▸ EXERCISE DESCRIPTION:
List each line of the data that holds the word "JSON".

▸ SOURCE MATERIAL:
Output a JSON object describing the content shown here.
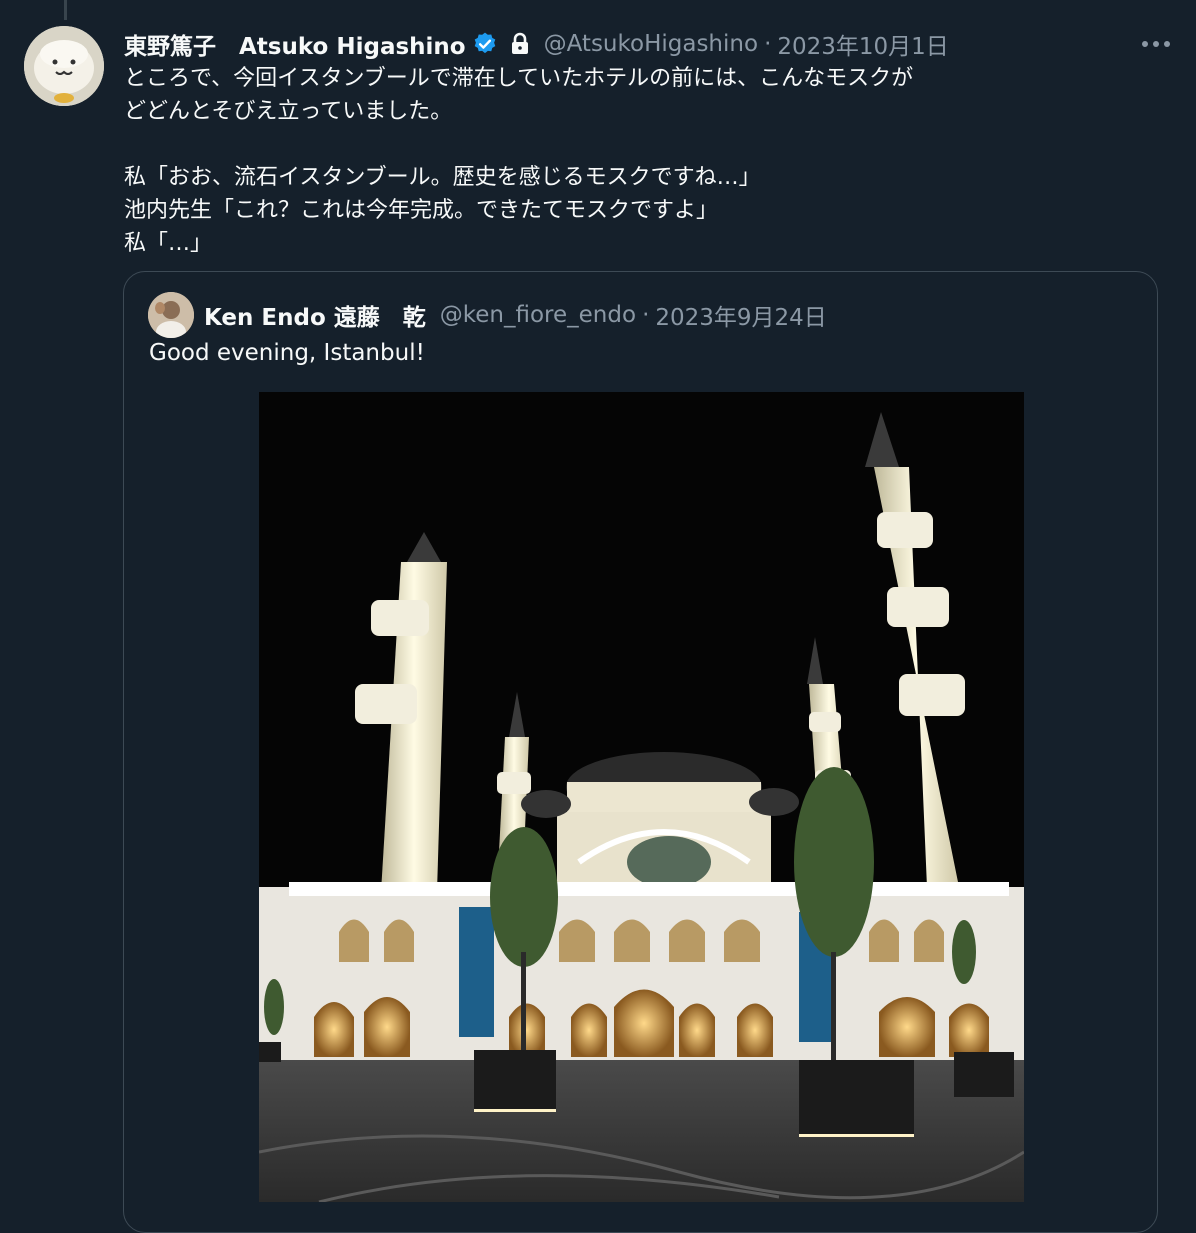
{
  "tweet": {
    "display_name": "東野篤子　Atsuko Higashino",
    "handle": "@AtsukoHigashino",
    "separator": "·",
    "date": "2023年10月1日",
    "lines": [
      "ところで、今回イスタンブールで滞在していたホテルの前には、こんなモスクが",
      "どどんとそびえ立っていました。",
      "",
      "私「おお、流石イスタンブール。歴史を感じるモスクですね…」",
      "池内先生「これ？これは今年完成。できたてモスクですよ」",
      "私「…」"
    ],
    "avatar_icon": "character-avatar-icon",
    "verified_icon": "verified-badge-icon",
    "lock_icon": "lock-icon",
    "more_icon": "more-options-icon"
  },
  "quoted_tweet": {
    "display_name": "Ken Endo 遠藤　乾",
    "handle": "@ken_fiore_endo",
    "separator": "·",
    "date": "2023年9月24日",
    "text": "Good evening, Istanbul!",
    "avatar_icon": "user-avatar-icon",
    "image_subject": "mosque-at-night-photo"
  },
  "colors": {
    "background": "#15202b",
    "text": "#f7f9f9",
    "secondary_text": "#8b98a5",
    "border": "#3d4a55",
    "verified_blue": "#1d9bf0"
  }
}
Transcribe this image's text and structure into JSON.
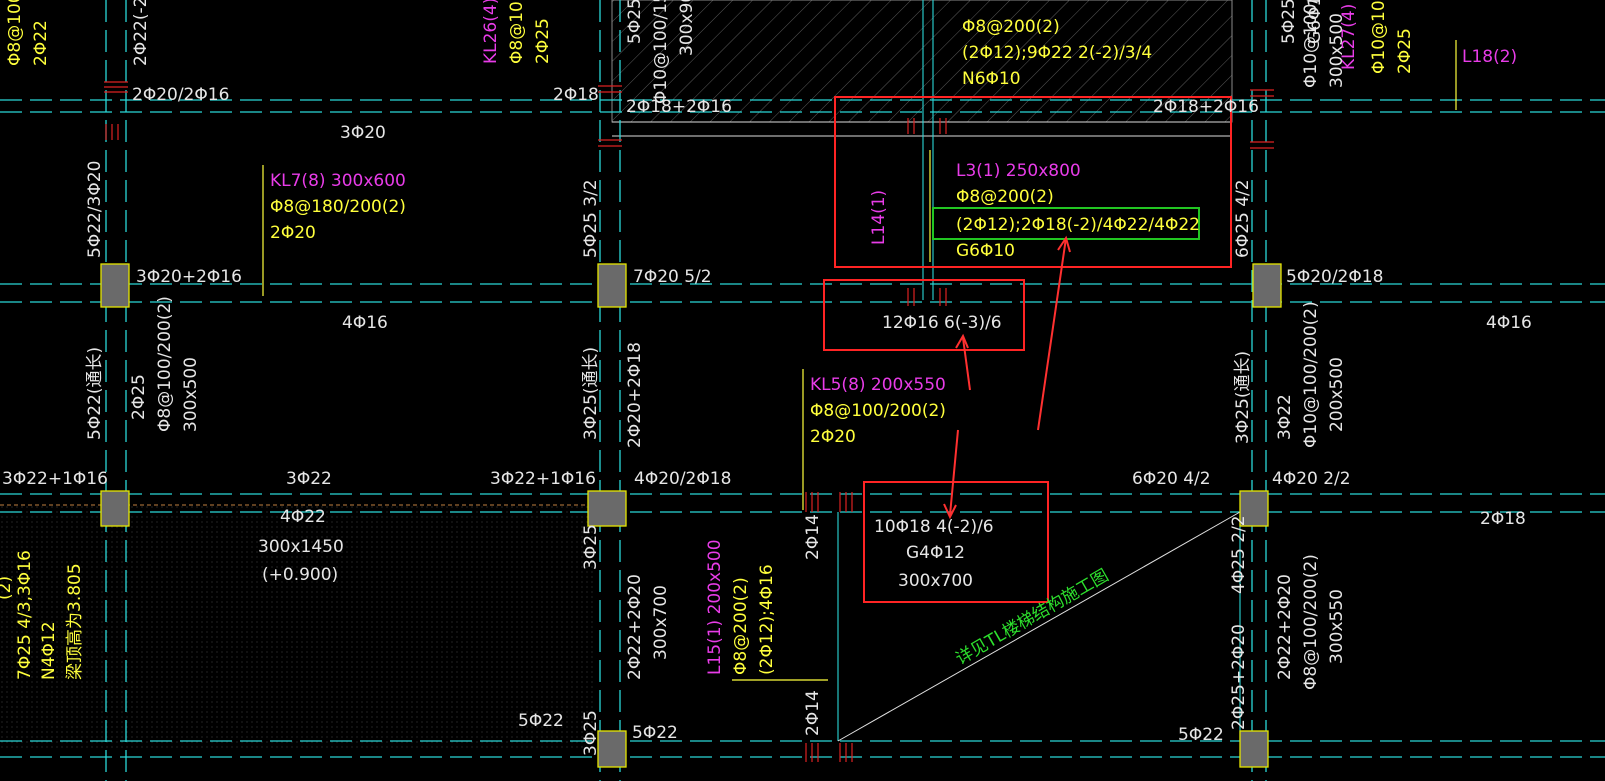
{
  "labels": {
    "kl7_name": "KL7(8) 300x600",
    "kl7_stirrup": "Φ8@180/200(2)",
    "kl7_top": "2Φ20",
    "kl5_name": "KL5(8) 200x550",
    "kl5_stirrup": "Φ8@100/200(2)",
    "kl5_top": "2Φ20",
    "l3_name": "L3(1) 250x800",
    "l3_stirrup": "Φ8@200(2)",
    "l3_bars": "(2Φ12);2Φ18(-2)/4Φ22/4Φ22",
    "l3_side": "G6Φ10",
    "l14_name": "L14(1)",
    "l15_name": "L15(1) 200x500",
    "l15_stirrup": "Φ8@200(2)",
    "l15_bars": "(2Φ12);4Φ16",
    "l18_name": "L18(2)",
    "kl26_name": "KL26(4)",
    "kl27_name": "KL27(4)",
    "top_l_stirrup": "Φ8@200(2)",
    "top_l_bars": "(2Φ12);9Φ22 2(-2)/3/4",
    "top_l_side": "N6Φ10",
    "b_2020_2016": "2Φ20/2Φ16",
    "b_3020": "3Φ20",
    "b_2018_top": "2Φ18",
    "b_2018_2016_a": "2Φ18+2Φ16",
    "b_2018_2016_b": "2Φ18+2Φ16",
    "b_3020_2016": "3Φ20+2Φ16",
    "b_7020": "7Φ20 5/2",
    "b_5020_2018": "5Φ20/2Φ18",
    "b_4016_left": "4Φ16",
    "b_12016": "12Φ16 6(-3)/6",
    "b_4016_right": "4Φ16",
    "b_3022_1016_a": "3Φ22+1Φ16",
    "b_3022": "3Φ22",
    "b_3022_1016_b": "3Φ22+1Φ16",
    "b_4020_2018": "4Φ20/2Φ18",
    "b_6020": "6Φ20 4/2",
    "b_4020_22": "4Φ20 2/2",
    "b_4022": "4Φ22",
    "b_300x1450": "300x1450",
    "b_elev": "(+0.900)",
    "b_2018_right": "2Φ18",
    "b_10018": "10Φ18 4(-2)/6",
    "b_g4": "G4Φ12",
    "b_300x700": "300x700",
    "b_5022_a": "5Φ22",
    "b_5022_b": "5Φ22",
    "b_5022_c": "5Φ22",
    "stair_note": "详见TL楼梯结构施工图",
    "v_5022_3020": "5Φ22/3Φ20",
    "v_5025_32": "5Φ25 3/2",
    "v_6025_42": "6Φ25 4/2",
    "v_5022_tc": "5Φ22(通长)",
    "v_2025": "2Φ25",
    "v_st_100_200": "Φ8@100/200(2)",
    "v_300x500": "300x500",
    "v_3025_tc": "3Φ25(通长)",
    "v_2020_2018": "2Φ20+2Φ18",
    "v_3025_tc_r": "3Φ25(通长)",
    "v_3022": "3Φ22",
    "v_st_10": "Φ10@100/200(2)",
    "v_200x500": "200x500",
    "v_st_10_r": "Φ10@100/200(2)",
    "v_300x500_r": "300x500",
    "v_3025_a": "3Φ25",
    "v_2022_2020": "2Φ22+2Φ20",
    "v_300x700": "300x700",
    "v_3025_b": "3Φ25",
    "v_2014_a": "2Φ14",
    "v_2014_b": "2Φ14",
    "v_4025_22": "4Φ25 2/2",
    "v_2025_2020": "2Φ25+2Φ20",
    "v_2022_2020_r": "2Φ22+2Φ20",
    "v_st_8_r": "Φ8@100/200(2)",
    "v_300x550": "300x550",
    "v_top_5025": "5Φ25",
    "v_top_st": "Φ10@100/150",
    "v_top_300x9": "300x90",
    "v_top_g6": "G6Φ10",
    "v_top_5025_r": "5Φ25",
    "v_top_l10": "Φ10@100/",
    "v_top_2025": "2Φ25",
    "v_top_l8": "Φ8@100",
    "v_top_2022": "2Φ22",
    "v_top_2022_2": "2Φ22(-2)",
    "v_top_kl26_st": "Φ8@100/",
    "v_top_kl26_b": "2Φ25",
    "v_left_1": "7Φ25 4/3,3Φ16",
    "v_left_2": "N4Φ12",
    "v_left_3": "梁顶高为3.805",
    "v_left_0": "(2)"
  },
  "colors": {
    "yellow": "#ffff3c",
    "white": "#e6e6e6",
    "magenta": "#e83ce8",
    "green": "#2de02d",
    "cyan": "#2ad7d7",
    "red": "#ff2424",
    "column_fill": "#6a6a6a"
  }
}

▸ TASK RESULT:
Output a JSON object describing the content shown here.
Transcribe this image's text and structure into JSON.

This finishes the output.